*** Opening of Data under study ***

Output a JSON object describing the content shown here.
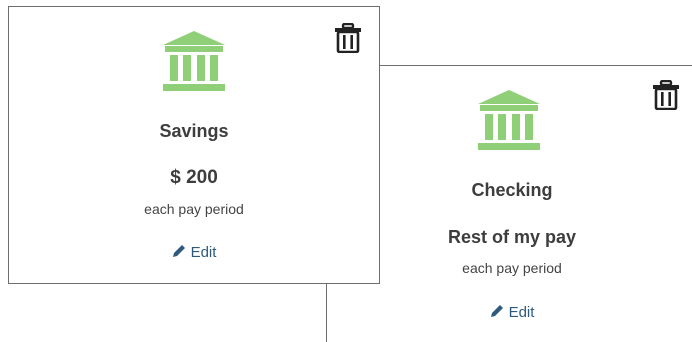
{
  "colors": {
    "accent": "#8ecf77",
    "link": "#2e5a7d",
    "text": "#3d3d3d"
  },
  "cards": [
    {
      "name": "Savings",
      "amount": "$ 200",
      "frequency": "each pay period",
      "edit_label": "Edit",
      "icon": "bank-icon",
      "delete_icon": "trash-icon"
    },
    {
      "name": "Checking",
      "amount": "Rest of my pay",
      "frequency": "each pay period",
      "edit_label": "Edit",
      "icon": "bank-icon",
      "delete_icon": "trash-icon"
    }
  ]
}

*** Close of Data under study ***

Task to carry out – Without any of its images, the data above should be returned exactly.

Written solution –
Output a JSON object describing the content shown here.
{
  "colors": {
    "accent": "#8ecf77",
    "link": "#2e5a7d",
    "text": "#3d3d3d"
  },
  "cards": [
    {
      "name": "Savings",
      "amount": "$ 200",
      "frequency": "each pay period",
      "edit_label": "Edit",
      "icon": "bank-icon",
      "delete_icon": "trash-icon"
    },
    {
      "name": "Checking",
      "amount": "Rest of my pay",
      "frequency": "each pay period",
      "edit_label": "Edit",
      "icon": "bank-icon",
      "delete_icon": "trash-icon"
    }
  ]
}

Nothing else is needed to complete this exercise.